In 2017, as division turned to violence across the country, Pearce left his marketing job, fully committing to turn the tide of rising rancor and deepening division with the #ListenFirst message. In 2018, Pearce helped create the first National Week of Conversation and hosted the kickoff event, Listen First in Charlottesville. Pearce then launched the overarching, collaborative movement platform National Conversation Project, which scales the #ListenFirst movement by promoting annual National Weeks of Conversation, #ListenFirst Fridays, Rapid Response & Featured Conversations on Major Issues, Locally-Focused #ListenFirst Movements, and any conversation creating social connection. This burgeoning movement has already reached millions of people with the #ListenFirst message—5 million during National Week of Conversation 2019 alone as 100+ organizations have adopted the common #ListenFirst message for mainstream scale.

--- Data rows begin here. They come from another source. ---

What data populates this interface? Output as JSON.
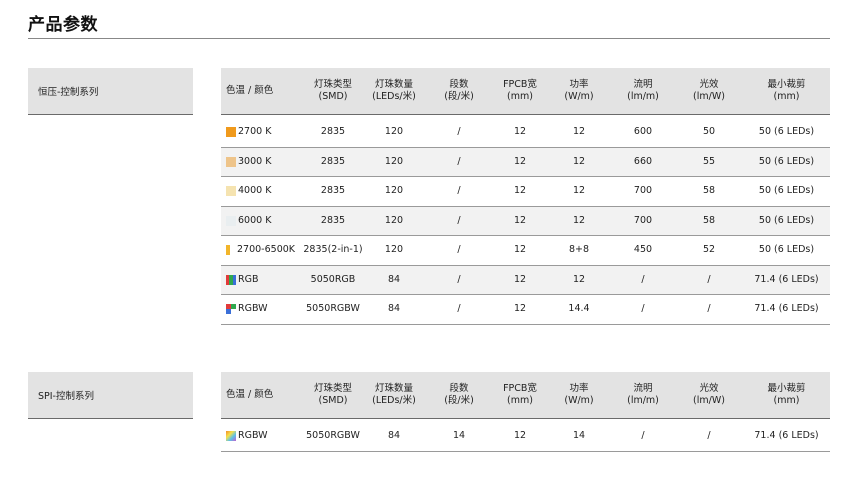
{
  "page": {
    "title": "产品参数"
  },
  "colors": {
    "2700K": "#f09a1c",
    "3000K": "#eec48a",
    "4000K": "#f5e3b0",
    "6000K": "#e9eef0",
    "tunable": "#f2b52a",
    "rgb": [
      "#e23b3b",
      "#2fa84f",
      "#3a6fd8"
    ],
    "rgbw": [
      "#e23b3b",
      "#2fa84f",
      "#3a6fd8",
      "#ffffff"
    ]
  },
  "headers": [
    [
      "色温 / 颜色"
    ],
    [
      "灯珠类型",
      "(SMD)"
    ],
    [
      "灯珠数量",
      "(LEDs/米)"
    ],
    [
      "段数",
      "(段/米)"
    ],
    [
      "FPCB宽",
      "(mm)"
    ],
    [
      "功率",
      "(W/m)"
    ],
    [
      "流明",
      "(lm/m)"
    ],
    [
      "光效",
      "(lm/W)"
    ],
    [
      "最小裁剪",
      "(mm)"
    ]
  ],
  "section1": {
    "label": "恒压-控制系列",
    "rows": [
      {
        "swatch": "2700K",
        "color_label": "2700 K",
        "smd": "2835",
        "leds": "120",
        "segments": "/",
        "fpcb": "12",
        "power": "12",
        "lumen": "600",
        "efficacy": "50",
        "min_cut": "50 (6 LEDs)"
      },
      {
        "swatch": "3000K",
        "color_label": "3000 K",
        "smd": "2835",
        "leds": "120",
        "segments": "/",
        "fpcb": "12",
        "power": "12",
        "lumen": "660",
        "efficacy": "55",
        "min_cut": "50 (6 LEDs)"
      },
      {
        "swatch": "4000K",
        "color_label": "4000 K",
        "smd": "2835",
        "leds": "120",
        "segments": "/",
        "fpcb": "12",
        "power": "12",
        "lumen": "700",
        "efficacy": "58",
        "min_cut": "50 (6 LEDs)"
      },
      {
        "swatch": "6000K",
        "color_label": "6000 K",
        "smd": "2835",
        "leds": "120",
        "segments": "/",
        "fpcb": "12",
        "power": "12",
        "lumen": "700",
        "efficacy": "58",
        "min_cut": "50 (6 LEDs)"
      },
      {
        "swatch": "tunable",
        "color_label": "2700-6500K",
        "smd": "2835(2-in-1)",
        "leds": "120",
        "segments": "/",
        "fpcb": "12",
        "power": "8+8",
        "lumen": "450",
        "efficacy": "52",
        "min_cut": "50 (6 LEDs)"
      },
      {
        "swatch": "rgb",
        "color_label": "RGB",
        "smd": "5050RGB",
        "leds": "84",
        "segments": "/",
        "fpcb": "12",
        "power": "12",
        "lumen": "/",
        "efficacy": "/",
        "min_cut": "71.4 (6 LEDs)"
      },
      {
        "swatch": "rgbw",
        "color_label": "RGBW",
        "smd": "5050RGBW",
        "leds": "84",
        "segments": "/",
        "fpcb": "12",
        "power": "14.4",
        "lumen": "/",
        "efficacy": "/",
        "min_cut": "71.4 (6 LEDs)"
      }
    ]
  },
  "section2": {
    "label": "SPI-控制系列",
    "rows": [
      {
        "swatch": "gradient",
        "color_label": "RGBW",
        "smd": "5050RGBW",
        "leds": "84",
        "segments": "14",
        "fpcb": "12",
        "power": "14",
        "lumen": "/",
        "efficacy": "/",
        "min_cut": "71.4 (6 LEDs)"
      }
    ]
  }
}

In response to the coronavirus pandemic, Pearce is leading the #WeavingCommunity campaign in partnership with David Brooks’ Weave Project and powered by hundreds of partner organizations in service to our neighbors and nation, with support from Facebook and other sponsors. America is divided and broken, but we can make it stronger by building relationships starting where we live. #WeavingCommunity is a campaign celebrating acts of bravery, caring and connection that heal the pain and weave the future we want.

The #ListenFirst movement has been recognized by journalists at CNN, Fox News, MSNBC, USA Today, Associated Press, and The New York Times as Pearce has spoken about the mission on national television and to live audiences around the world. Pearce recently shared his perspective on current events in USA Today: “It feels like the American experiment is failing. Here’s how we can still save it.”

WATCH: Introducing Our Common Ground Scorecard

Want more progress and less division in politics? Our new Common Ground Scorecard can help inform your vote.

We all need our government to work effectively – but it won’t unless we elect those with the capacity to reach across the aisle. That’s why we created the Common Ground Scorecard, a free mobile-friendly tool that helps voters of all parties evaluate how well your elected officials are doing at listening, leading productive conversations and finding bipartisan points of agreement.

VIDEO: View our short tutorial on how to use the Common Ground Scorecard.

Give the scorecard a try, and see how it can help inform your vote for candidates who will work for more progress, and less division.